A Java downloader has been recently discovered to have a low detection rate, which is suspected to have been linked to COVID-19 related phishing attacks.
What is happening
The name of the Java downloader is “Company PLP_Tax relief due to Covid-19 outbreak CI+PL.jar”. The name suggests that it may have been used for phishing attacks, using COVID-19 as a lure. Running this file resulted in the download of a new, undetected malware sample written in Node.js. This trojan has been named “QNodeService.”
- Node.js is mainly designed for web server development and is highly unlikely to be pre-installed on machines.
- It is suspected that the use of this uncommon platform has enabled the trojan to evade detection.
- The malware’s functions include downloading, uploading, and executing files; stealing credentials from browsers; and performing file management; among others.
What the experts are saying
- As per Trend Micro, “A valid request path and access token are required to access files on the machine.”
- Although the malware currently focuses on Windows machines, the code indicates that “cross-platform compatibility may be a future goal.”
What you can do
Block malware from getting through potential entryways, such as email, networks, and endpoints.
- The HTTP-forward command permits the actors to download files without connecting the user’s personal computer.
- The trojan can also steal location and IP addresses, transfer the stolen information to C2, and download extra malware payloads.

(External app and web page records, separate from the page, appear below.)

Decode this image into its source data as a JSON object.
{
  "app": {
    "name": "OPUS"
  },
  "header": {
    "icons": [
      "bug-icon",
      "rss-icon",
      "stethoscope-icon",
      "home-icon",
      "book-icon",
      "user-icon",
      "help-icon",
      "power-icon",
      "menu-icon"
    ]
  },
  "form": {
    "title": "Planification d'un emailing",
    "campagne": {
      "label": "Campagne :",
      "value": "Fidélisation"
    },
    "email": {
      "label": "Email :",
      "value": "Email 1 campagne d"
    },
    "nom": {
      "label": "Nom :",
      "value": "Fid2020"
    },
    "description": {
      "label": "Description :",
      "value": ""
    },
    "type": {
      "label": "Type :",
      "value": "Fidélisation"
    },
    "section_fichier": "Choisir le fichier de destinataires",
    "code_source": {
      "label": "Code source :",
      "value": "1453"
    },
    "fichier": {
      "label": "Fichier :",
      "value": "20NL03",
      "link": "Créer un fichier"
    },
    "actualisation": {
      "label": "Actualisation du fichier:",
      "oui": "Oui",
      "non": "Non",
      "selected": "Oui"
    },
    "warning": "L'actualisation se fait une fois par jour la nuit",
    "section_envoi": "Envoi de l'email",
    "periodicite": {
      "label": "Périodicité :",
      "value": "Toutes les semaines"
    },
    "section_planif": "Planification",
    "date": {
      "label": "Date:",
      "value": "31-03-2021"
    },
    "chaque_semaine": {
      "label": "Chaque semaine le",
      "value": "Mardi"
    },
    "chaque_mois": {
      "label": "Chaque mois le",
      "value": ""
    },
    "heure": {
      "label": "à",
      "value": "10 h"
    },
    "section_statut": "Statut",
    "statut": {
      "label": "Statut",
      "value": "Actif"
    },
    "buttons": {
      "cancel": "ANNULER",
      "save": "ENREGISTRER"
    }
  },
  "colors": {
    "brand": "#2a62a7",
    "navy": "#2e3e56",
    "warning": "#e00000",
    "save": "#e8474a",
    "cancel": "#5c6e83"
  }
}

Threat actors are constantly coming up with new ways to build malware and affect as many systems as possible without being detected. They give their malware cross-platform compatibility, use platforms not usually used to build malware, and maintain persistence.